At the end of 2018, we celebrate the 50th anniversary of the first journey around the moon by Apollo 8. The astronauts took an unplanned picture of earth that has since become iconic, called Earth Rise. Here is the picture:
There is a great write-up at https://www.space.com/42842-earthrise-apollo-8-photograph-50-years-later.html. Carl Sagan referred to this picture when he famously described the earth as “a pale blue dot”. The article mentions the Overview Efffect, which is the shift that often happens to people when they see the picture. It is a shift in perspective that has a deep effect on how they experience their life and their situation. The article uses the words “awe” and “fragility”. In our courses we aim for a related shift in perspective -also from zooming out from the particulars of your life and your situation – for which the words “resilience” and “belonging” are more fitting.
Session IAM4 of our course Institutions and Me deals with the state we may find ourselves in, where we’ve given up. Not the act of giving up, but the state of already having given up. The session is based on material we presented in a workshop for the Conference for Global Transformation in 2013. A Powerpoint version of that workshop is available here: beyond rah rah – cgt 2013 bert speelpenning.
Sessions NI3 and NI44 of our course Navigating Institutions deal with a circumstance that we may find ourselves in, where a contribution we want to make is blocked by a gatekeeper, and we find ourselves thwarted. The sessions are based on material we presented in a workshop for the Conference for Global Transformation in 2015. A Powerpoint of that workshop is available here: getting past the gatekeeper – cgt 2015 bert speelpenning.
When people hear the word institution they often first think of large old buildings with lots of marble. Even in this limited meaning, we could say that much of our lives are lived in “in the shadow” of these buildings, and we tell ourselves “you can’t fight City Hall.”
In our courses, we use the word institution in a far wider sense. In Wikipedia we find a useful definition from a political scientist: institutions are stable, valued, recurring patterns of behavior. Yet are they all really valued? Let’s take a look at this Dilbert comic strip:
Dilbert points out an example of the phenomenon of unwanted recurring behaviors we encounter in our lives, one that should be familiar to all of us – as familiar as City Hall. Rather than valued recurring patterns of behavior, we may think of these as stuck or entrenched.
In our attempts to make the world a better place, we are bound to bump up against institutions. What is the nature of this phenomenon of institutions, these ‘things’ that seem to live a life of their own and have an agenda of their own?
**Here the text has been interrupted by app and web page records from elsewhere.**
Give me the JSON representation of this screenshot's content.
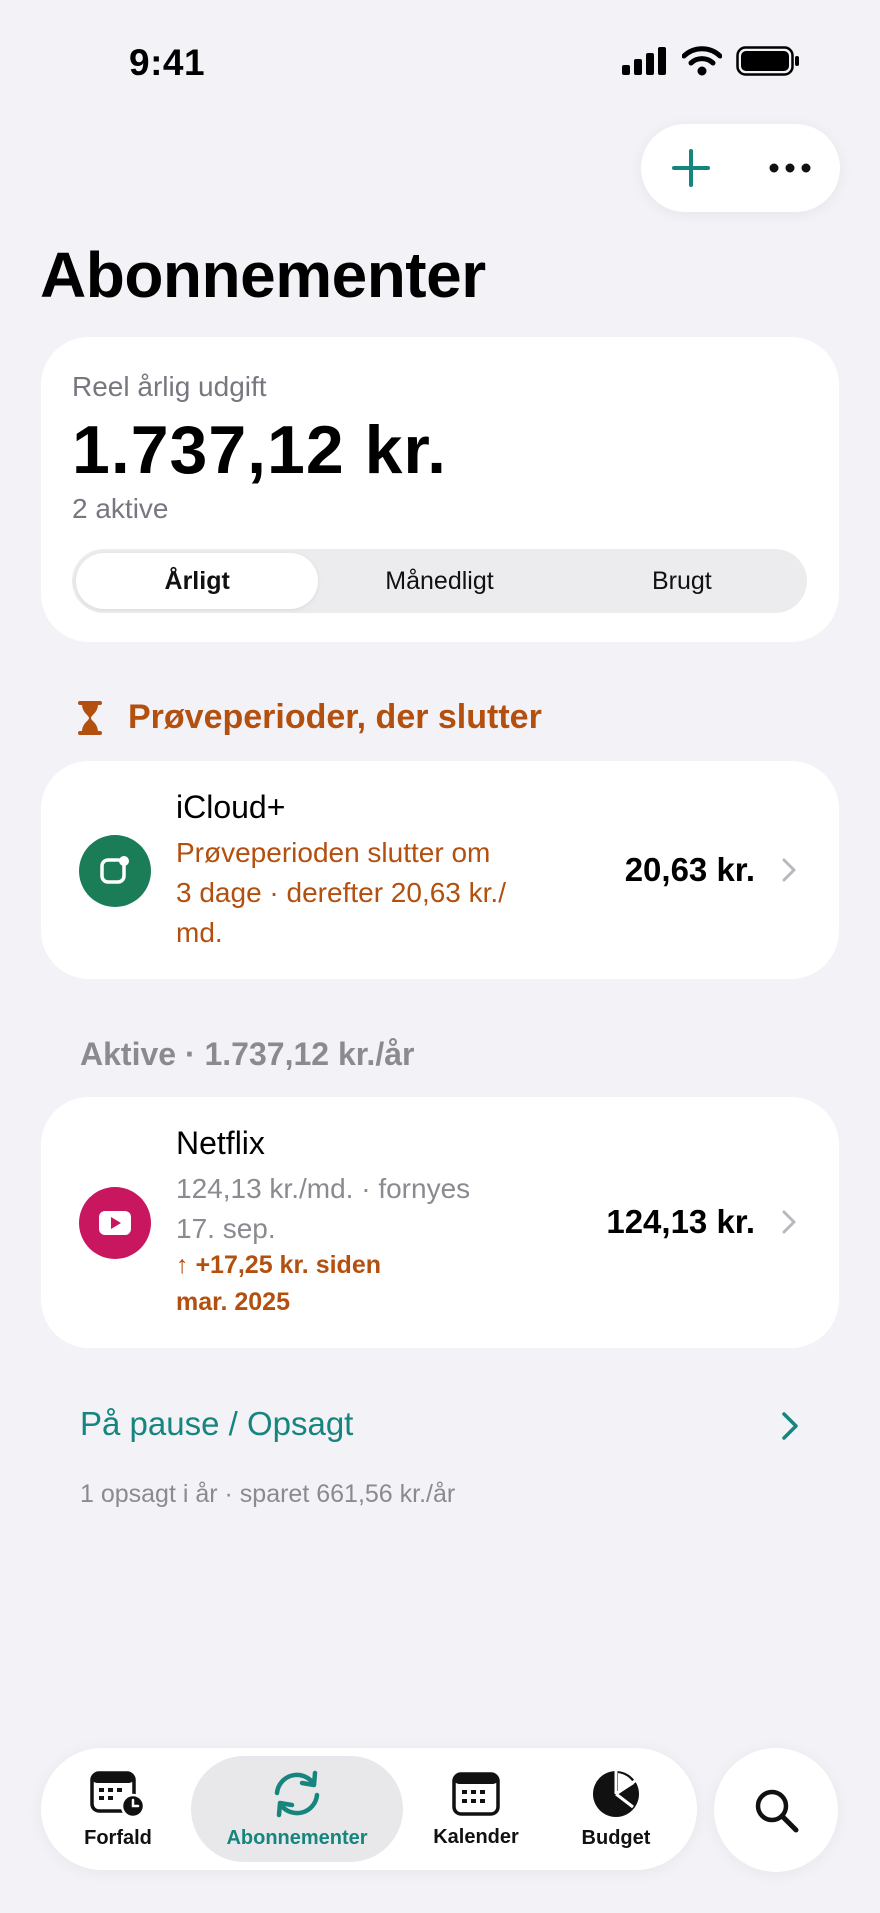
{
  "status_bar": {
    "time": "9:41"
  },
  "header": {
    "title": "Abonnementer",
    "actions": {
      "add_icon": "plus-icon",
      "more_icon": "ellipsis-icon"
    }
  },
  "summary": {
    "label": "Reel årlig udgift",
    "amount": "1.737,12 kr.",
    "active_count": "2 aktive",
    "segments": [
      "Årligt",
      "Månedligt",
      "Brugt"
    ],
    "selected_segment": "Årligt"
  },
  "trials": {
    "heading": "Prøveperioder, der slutter",
    "heading_icon": "hourglass-icon",
    "items": [
      {
        "name": "iCloud+",
        "subtitle_lines": [
          "Prøveperioden slutter om",
          "3 dage · derefter 20,63 kr./",
          "md."
        ],
        "price": "20,63 kr.",
        "icon": "icloud-icon",
        "icon_color": "#1a7d57"
      }
    ]
  },
  "active": {
    "heading": "Aktive · 1.737,12 kr./år",
    "items": [
      {
        "name": "Netflix",
        "subtitle_lines": [
          "124,13 kr./md. · fornyes",
          "17. sep."
        ],
        "change_lines": [
          "↑ +17,25 kr. siden",
          "mar. 2025"
        ],
        "price": "124,13 kr.",
        "icon": "play-icon",
        "icon_color": "#c8175f"
      }
    ]
  },
  "paused": {
    "link": "På pause / Opsagt",
    "note": "1 opsagt i år · sparet 661,56 kr./år"
  },
  "tabbar": {
    "tabs": [
      {
        "label": "Forfald",
        "icon": "calendar-clock-icon"
      },
      {
        "label": "Abonnementer",
        "icon": "sync-icon"
      },
      {
        "label": "Kalender",
        "icon": "calendar-icon"
      },
      {
        "label": "Budget",
        "icon": "pie-chart-icon"
      }
    ],
    "selected": "Abonnementer",
    "search_icon": "search-icon"
  },
  "colors": {
    "accent": "#16857e",
    "warning": "#b34f0f",
    "background": "#f2f2f7",
    "secondary_text": "#8a8a90"
  }
}
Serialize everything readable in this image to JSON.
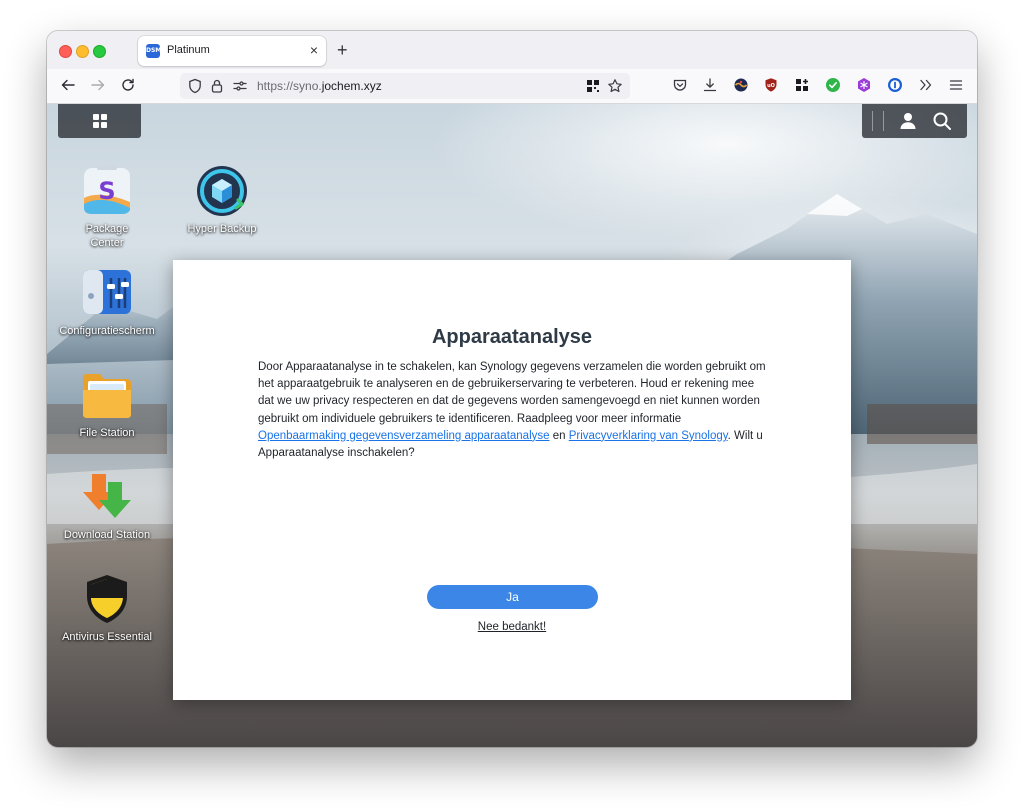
{
  "browser": {
    "tab_title": "Platinum",
    "tab_favicon_text": "DSM",
    "tab_close": "×",
    "new_tab": "+",
    "url_scheme": "https://syno.",
    "url_domain": "jochem.xyz"
  },
  "desktop": {
    "icons": [
      {
        "label": "Package\nCenter",
        "icon": "package-center-icon"
      },
      {
        "label": "Hyper Backup",
        "icon": "hyper-backup-icon"
      },
      {
        "label": "Configuratiescherm",
        "icon": "control-panel-icon"
      },
      {
        "label": "File Station",
        "icon": "file-station-icon"
      },
      {
        "label": "Download Station",
        "icon": "download-station-icon"
      },
      {
        "label": "Antivirus Essential",
        "icon": "antivirus-icon"
      }
    ]
  },
  "dialog": {
    "title": "Apparaatanalyse",
    "body_intro": "Door Apparaatanalyse in te schakelen, kan Synology gegevens verzamelen die worden gebruikt om het apparaatgebruik te analyseren en de gebruikerservaring te verbeteren. Houd er rekening mee dat we uw privacy respecteren en dat de gegevens worden samengevoegd en niet kunnen worden gebruikt om individuele gebruikers te identificeren. Raadpleeg voor meer informatie ",
    "link_disclosure": "Openbaarmaking gegevensverzameling apparaatanalyse",
    "body_and": " en ",
    "link_privacy": "Privacyverklaring van Synology",
    "body_question": ". Wilt u Apparaatanalyse inschakelen?",
    "yes_label": "Ja",
    "no_label": "Nee bedankt!"
  },
  "colors": {
    "accent": "#3b86e6",
    "link": "#1a73e8",
    "title": "#2e3a46"
  }
}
We pursue this question in the Grace with Institutions sequence of courses.
Carey Battle and Bert Speelpenning are both experienced at leading impactful courses by conference telephone calls, having done so since 2003.
Both Carey and Bert have several successful careers behind them. Between them, they’ve been a biologist, high-tech engineer, tax-accountant, business owner and educators.
Carey is from Galveston, Texas and has lived in Texas her entire life, though she has traveled to many parts of the world. Bert is from the Netherlands, has lived in the United States for forty years (including 16 years in Silicon Valley) and has been in Seattle since 1995. Both have adult kids and grandkids.
On Dec 9 2019 Carey passed away. We will always miss her gregarious spirit and her down to earth style of acting and interacting.
Chace Oldmixon has been actively supporting these courses in many ways for many years. He leads the What Are You Really Up To course. Chace has lived in many places in the world and has worked for many startup companies. He describes himself as a Digital Nomad. As of the end of 2022, Chace lives in Turkey with his wife Anna, who is Russian and runs a company based in dance, and their son Adam, who is 3 years old and speaks fluent American English and Russian. Adam is expecting to get a younger brother in January 2023.